## Try it
Word for word, print out all of the data, omitting every image.

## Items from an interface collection
· · · · ·

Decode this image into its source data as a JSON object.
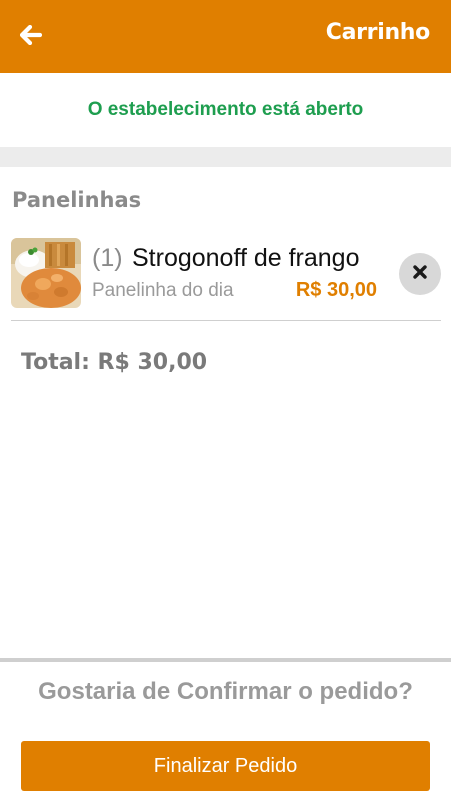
{
  "header": {
    "title": "Carrinho",
    "back_icon": "arrow-left-icon"
  },
  "status": {
    "text": "O estabelecimento está aberto",
    "color": "#1e9e4f"
  },
  "cart": {
    "category": "Panelinhas",
    "items": [
      {
        "quantity": "(1)",
        "name": "Strogonoff de frango",
        "description": "Panelinha do dia",
        "price": "R$ 30,00",
        "thumbnail_icon": "food-photo",
        "remove_icon": "close-icon"
      }
    ],
    "total": "Total: R$ 30,00"
  },
  "footer": {
    "question": "Gostaria de Confirmar o pedido?",
    "finalize_label": "Finalizar Pedido"
  },
  "colors": {
    "accent": "#e07f00",
    "status_open": "#1e9e4f",
    "muted_text": "#9a9a9a",
    "band": "#ececec"
  }
}
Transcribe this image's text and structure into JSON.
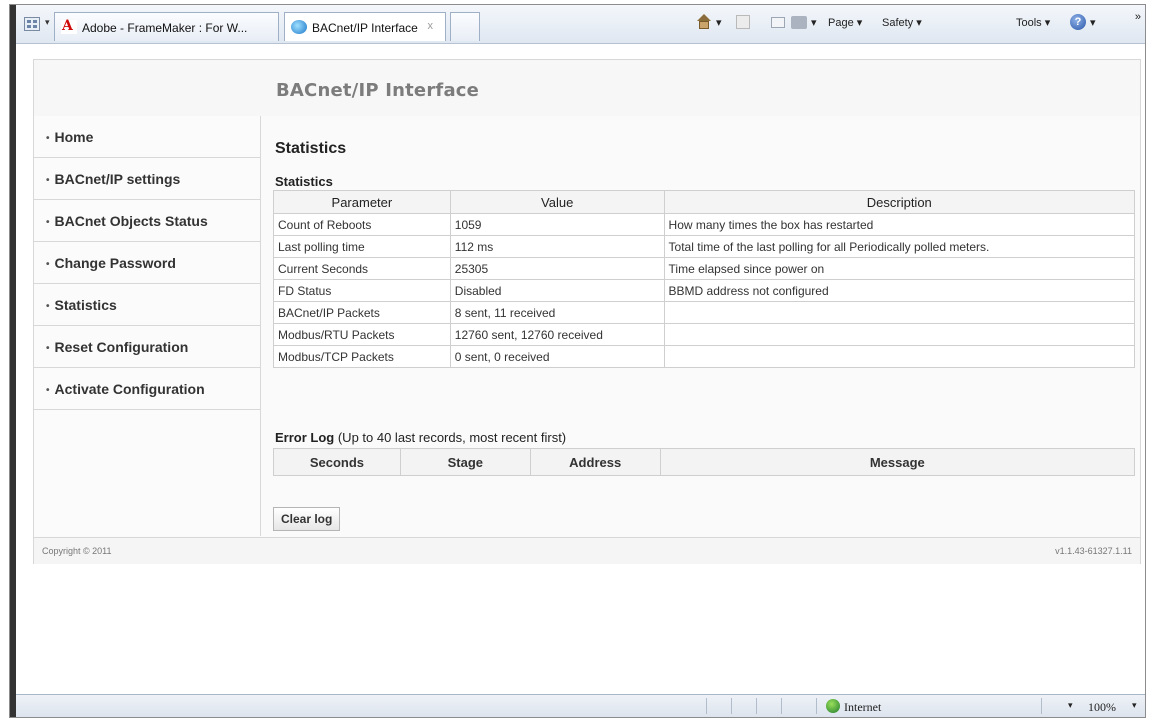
{
  "browser": {
    "tabs": [
      {
        "title": "Adobe - FrameMaker : For W..."
      },
      {
        "title": "BACnet/IP Interface"
      }
    ],
    "tab_close_glyph": "x",
    "commands": {
      "page": "Page",
      "safety": "Safety",
      "tools": "Tools"
    },
    "dropdown_glyph": "▾",
    "more_glyph": "»",
    "status": {
      "zone": "Internet",
      "zoom": "100%"
    }
  },
  "page": {
    "header_title": "BACnet/IP Interface",
    "nav": [
      {
        "label": "Home"
      },
      {
        "label": "BACnet/IP settings"
      },
      {
        "label": "BACnet Objects Status"
      },
      {
        "label": "Change Password"
      },
      {
        "label": "Statistics"
      },
      {
        "label": "Reset Configuration"
      },
      {
        "label": "Activate Configuration"
      }
    ],
    "content_title": "Statistics",
    "stats_section_label": "Statistics",
    "stats_table": {
      "headers": [
        "Parameter",
        "Value",
        "Description"
      ],
      "rows": [
        [
          "Count of Reboots",
          "1059",
          "How many times the box has restarted"
        ],
        [
          "Last polling time",
          "112 ms",
          "Total time of the last polling for all Periodically polled meters."
        ],
        [
          "Current Seconds",
          "25305",
          "Time elapsed since power on"
        ],
        [
          "FD Status",
          "Disabled",
          "BBMD address not configured"
        ],
        [
          "BACnet/IP Packets",
          "8 sent, 11 received",
          ""
        ],
        [
          "Modbus/RTU Packets",
          "12760 sent, 12760 received",
          ""
        ],
        [
          "Modbus/TCP Packets",
          "0 sent, 0 received",
          ""
        ]
      ]
    },
    "error_log": {
      "label_bold": "Error Log",
      "label_rest": " (Up to 40 last records, most recent first)",
      "headers": [
        "Seconds",
        "Stage",
        "Address",
        "Message"
      ]
    },
    "clear_button": "Clear log",
    "footer": {
      "copyright": "Copyright © 2011",
      "version": "v1.1.43-61327.1.11"
    }
  }
}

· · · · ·

## Exercise response
Decode this image into its source data as a JSON object.
{
  "header": {
    "title": "Carrinho",
    "back_icon": "arrow-left-icon"
  },
  "status": {
    "text": "O estabelecimento está aberto",
    "color": "#1e9e4f"
  },
  "cart": {
    "category": "Panelinhas",
    "items": [
      {
        "quantity": "(1)",
        "name": "Strogonoff de frango",
        "description": "Panelinha do dia",
        "price": "R$ 30,00",
        "thumbnail_icon": "food-photo",
        "remove_icon": "close-icon"
      }
    ],
    "total": "Total: R$ 30,00"
  },
  "footer": {
    "question": "Gostaria de Confirmar o pedido?",
    "finalize_label": "Finalizar Pedido"
  },
  "colors": {
    "accent": "#e07f00",
    "status_open": "#1e9e4f",
    "muted_text": "#9a9a9a",
    "band": "#ececec"
  }
}
Transcribe this image's text and structure into JSON.
{
  "browser": {
    "tabs": [
      {
        "title": "Adobe - FrameMaker : For W..."
      },
      {
        "title": "BACnet/IP Interface"
      }
    ],
    "tab_close_glyph": "x",
    "commands": {
      "page": "Page",
      "safety": "Safety",
      "tools": "Tools"
    },
    "dropdown_glyph": "▾",
    "more_glyph": "»",
    "status": {
      "zone": "Internet",
      "zoom": "100%"
    }
  },
  "page": {
    "header_title": "BACnet/IP Interface",
    "nav": [
      {
        "label": "Home"
      },
      {
        "label": "BACnet/IP settings"
      },
      {
        "label": "BACnet Objects Status"
      },
      {
        "label": "Change Password"
      },
      {
        "label": "Statistics"
      },
      {
        "label": "Reset Configuration"
      },
      {
        "label": "Activate Configuration"
      }
    ],
    "content_title": "Statistics",
    "stats_section_label": "Statistics",
    "stats_table": {
      "headers": [
        "Parameter",
        "Value",
        "Description"
      ],
      "rows": [
        [
          "Count of Reboots",
          "1059",
          "How many times the box has restarted"
        ],
        [
          "Last polling time",
          "112 ms",
          "Total time of the last polling for all Periodically polled meters."
        ],
        [
          "Current Seconds",
          "25305",
          "Time elapsed since power on"
        ],
        [
          "FD Status",
          "Disabled",
          "BBMD address not configured"
        ],
        [
          "BACnet/IP Packets",
          "8 sent, 11 received",
          ""
        ],
        [
          "Modbus/RTU Packets",
          "12760 sent, 12760 received",
          ""
        ],
        [
          "Modbus/TCP Packets",
          "0 sent, 0 received",
          ""
        ]
      ]
    },
    "error_log": {
      "label_bold": "Error Log",
      "label_rest": " (Up to 40 last records, most recent first)",
      "headers": [
        "Seconds",
        "Stage",
        "Address",
        "Message"
      ]
    },
    "clear_button": "Clear log",
    "footer": {
      "copyright": "Copyright © 2011",
      "version": "v1.1.43-61327.1.11"
    }
  }
}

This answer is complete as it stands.